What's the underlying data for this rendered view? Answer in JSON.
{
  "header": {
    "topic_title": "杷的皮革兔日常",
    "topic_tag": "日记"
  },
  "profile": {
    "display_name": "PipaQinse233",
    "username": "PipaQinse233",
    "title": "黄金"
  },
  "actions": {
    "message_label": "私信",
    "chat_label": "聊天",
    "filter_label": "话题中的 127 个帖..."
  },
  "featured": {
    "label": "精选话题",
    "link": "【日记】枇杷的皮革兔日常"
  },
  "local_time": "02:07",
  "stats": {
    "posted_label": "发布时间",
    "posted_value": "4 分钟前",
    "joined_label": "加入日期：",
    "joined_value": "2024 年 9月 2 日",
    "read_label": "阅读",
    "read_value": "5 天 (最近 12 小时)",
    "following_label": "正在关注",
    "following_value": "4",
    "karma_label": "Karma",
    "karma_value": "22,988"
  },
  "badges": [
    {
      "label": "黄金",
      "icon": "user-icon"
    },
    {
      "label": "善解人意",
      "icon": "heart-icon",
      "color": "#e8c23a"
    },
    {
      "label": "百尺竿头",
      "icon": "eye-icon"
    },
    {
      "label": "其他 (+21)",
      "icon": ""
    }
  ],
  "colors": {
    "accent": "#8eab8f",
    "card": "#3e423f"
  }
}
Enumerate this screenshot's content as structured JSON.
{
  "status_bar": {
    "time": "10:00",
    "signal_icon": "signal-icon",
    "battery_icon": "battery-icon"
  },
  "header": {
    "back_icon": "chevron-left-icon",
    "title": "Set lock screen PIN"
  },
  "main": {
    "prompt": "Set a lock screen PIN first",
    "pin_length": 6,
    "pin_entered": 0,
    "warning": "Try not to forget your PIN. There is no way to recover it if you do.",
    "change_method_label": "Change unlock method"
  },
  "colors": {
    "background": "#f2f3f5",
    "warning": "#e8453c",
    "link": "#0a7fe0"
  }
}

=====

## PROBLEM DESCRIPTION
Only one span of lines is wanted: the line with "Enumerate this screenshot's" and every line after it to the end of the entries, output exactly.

## ANSWER BOX
Enumerate this screenshot's content as structured JSON.
{
  "status_bar": {
    "time": "10:00",
    "signal_icon": "signal-icon",
    "battery_icon": "battery-icon"
  },
  "header": {
    "back_icon": "chevron-left-icon",
    "title": "Set lock screen PIN"
  },
  "main": {
    "prompt": "Set a lock screen PIN first",
    "pin_length": 6,
    "pin_entered": 0,
    "warning": "Try not to forget your PIN. There is no way to recover it if you do.",
    "change_method_label": "Change unlock method"
  },
  "colors": {
    "background": "#f2f3f5",
    "warning": "#e8453c",
    "link": "#0a7fe0"
  }
}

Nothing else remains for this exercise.